How to Cook Ham for Easter & Other Occasions

Baked ham is a special-occasion main dish that makes holiday dinners like at Easter and Christmas look like a Norman Rockwell painting. But tackling such a big, grand cut of meat can be understandably intimidating, since you probably haven’t prepared ham since at least last year’s holidays (or maybe ever).

Ham, however, is far more straightforward than other showstopper roasts since its already infused with the salt and seasonings that make it so irresistible. It can even be as simple as popping the whole thing in a pot or oven and letting it heat up (more on how to do that later). But first, a few pointers on selecting a ham:

Choosing a ham

When you browse the hams for delivery from FreshDirect, you’ll notice a few different choices. Here are some things to consider when picking the one that works for you:

Bone-in vs. boneless
Ham is cut from the leg of the animal, so a thick bone is located right in the center of it. When left in, this bone helps the meat retain its moisture during cooking. And after carving and serving, the bone is also a leftover added bonus for that you can simmer in broths and soups for extra flavor. But bone-in hams can be tricky to carve if you’re not practiced. That’s why boneless hams are quite popular, since they’re easy to slice. The one catch: some boneless hams are not cut from the whole leg, but rather are formed from pressed-together smaller pieces. This gives the meat a different texture (more like sliced deli meat) that can dry out quicker. In the end, the choice between bone-in and boneless is about personal preference and how hands-on you’re willing to get. 

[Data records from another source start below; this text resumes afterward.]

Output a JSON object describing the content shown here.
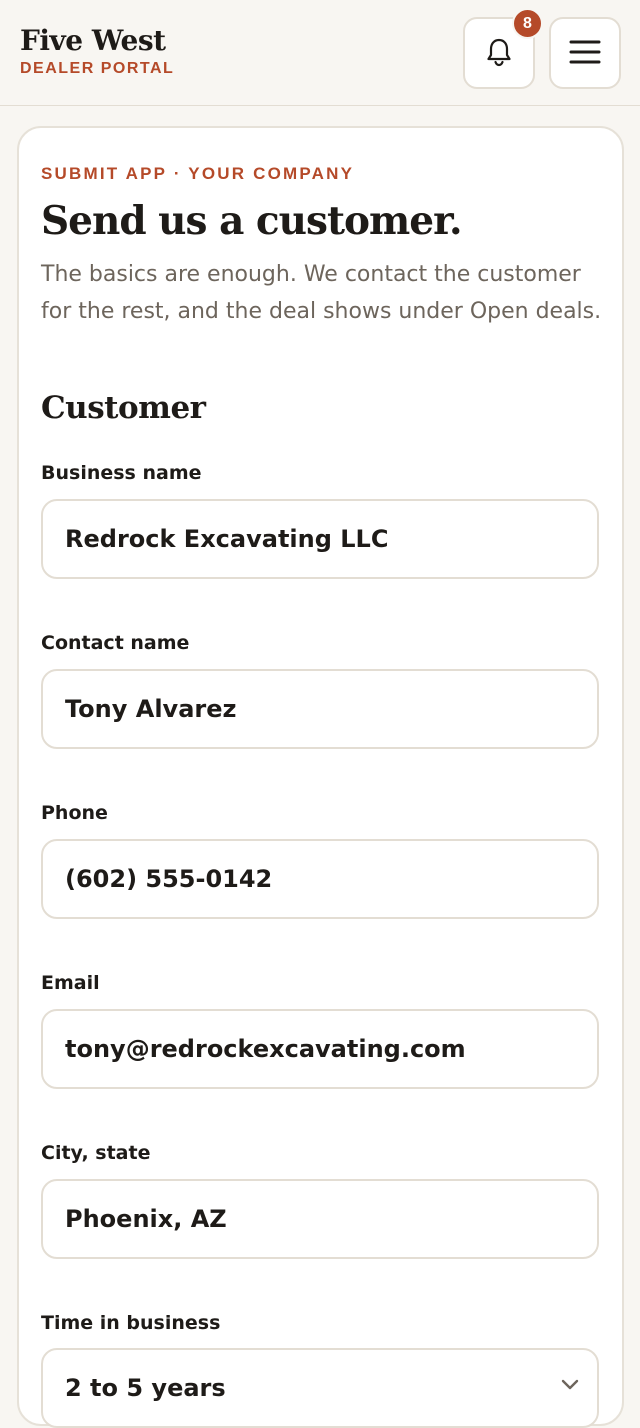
{
  "header": {
    "brand_name": "Five West",
    "brand_sub": "DEALER PORTAL",
    "notification_count": "8",
    "bell_icon": "bell-icon",
    "menu_icon": "hamburger-menu-icon"
  },
  "form": {
    "eyebrow": "SUBMIT APP · YOUR COMPANY",
    "title": "Send us a customer.",
    "intro": "The basics are enough. We contact the customer for the rest, and the deal shows under Open deals.",
    "section_title": "Customer",
    "fields": [
      {
        "label": "Business name",
        "value": "Redrock Excavating LLC"
      },
      {
        "label": "Contact name",
        "value": "Tony Alvarez"
      },
      {
        "label": "Phone",
        "value": "(602) 555-0142"
      },
      {
        "label": "Email",
        "value": "tony@redrockexcavating.com"
      },
      {
        "label": "City, state",
        "value": "Phoenix, AZ"
      }
    ],
    "time_in_business": {
      "label": "Time in business",
      "selected": "2 to 5 years"
    }
  },
  "colors": {
    "accent": "#b54a29",
    "text": "#1e1b18",
    "muted": "#6d655c",
    "border": "#e3ddd3",
    "background": "#f8f6f2"
  }
}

Sizes of ham
Hams are on FreshDirect are available in quarter and half sizes. A quarter ham will get you in the ballpark of 6–8 servings, while half hams will feed somewhere around 12–16 (just remember, leftovers are always a good thing). For bone-in hams, you’ll want to have about a half pound per person. For boneless hams, it should weigh about a third of a pound per guest.

Spiral vs. carving ham
Spiral cut hams arrive sliced into thin, easy to carve layers, providing more surface area to apply a glaze. This style works great when you’re serving ham as the main course of a meal. Carving hams leave the portioning up to you, making them great for adding ham into dishes like quiches or pasta, plus they’re less prone to overcooking or drying out. 

Recipe: Ham with Sweet Mustard Glaze

The salty taste of ham is even more delicious when you finish it with a sweet glaze. This extra simple stovetop method is our go to for a ham worthy of a holiday feast

What you’ll need:
2 medium onions, sliced thick
2 cups dry white wine
1 teaspoon black peppercorns
1 teaspoon whole allspice
4 cloves
1 teaspoon honey
One 6–8 lb ham

For the glaze:
3 tablespoons Dijon mustard
1/2 cup honey or brown sugar 

What to do:
Arrange onion slices in a layer over the bottom of a large Dutch oven. Add white wine, peppercorns, allspice, cloves, and 1 teaspoon honey. Place the ham on top. Cover the pot and bring to a simmer on the stove. Let simmer until ham is completely warmed through and moist, about 30 minutes, basting every now and then. At this point, you can serve the ham as is with its cooking juices or add a sticky glaze and finish it in the oven

To glaze:
Preheat the oven to 400 F. Transfer the ham to a sheet pan. Mix together the Dijon mustard and honey or brown sugar. Stir in just enough ham basting liquid to create a loose paste. Brush the ham all over with the mixture, getting some in the crevices if using a spiral-cut ham. Transfer the pan to the oven and roast until glaze thickens and sets, 8–10 minutes, then serve.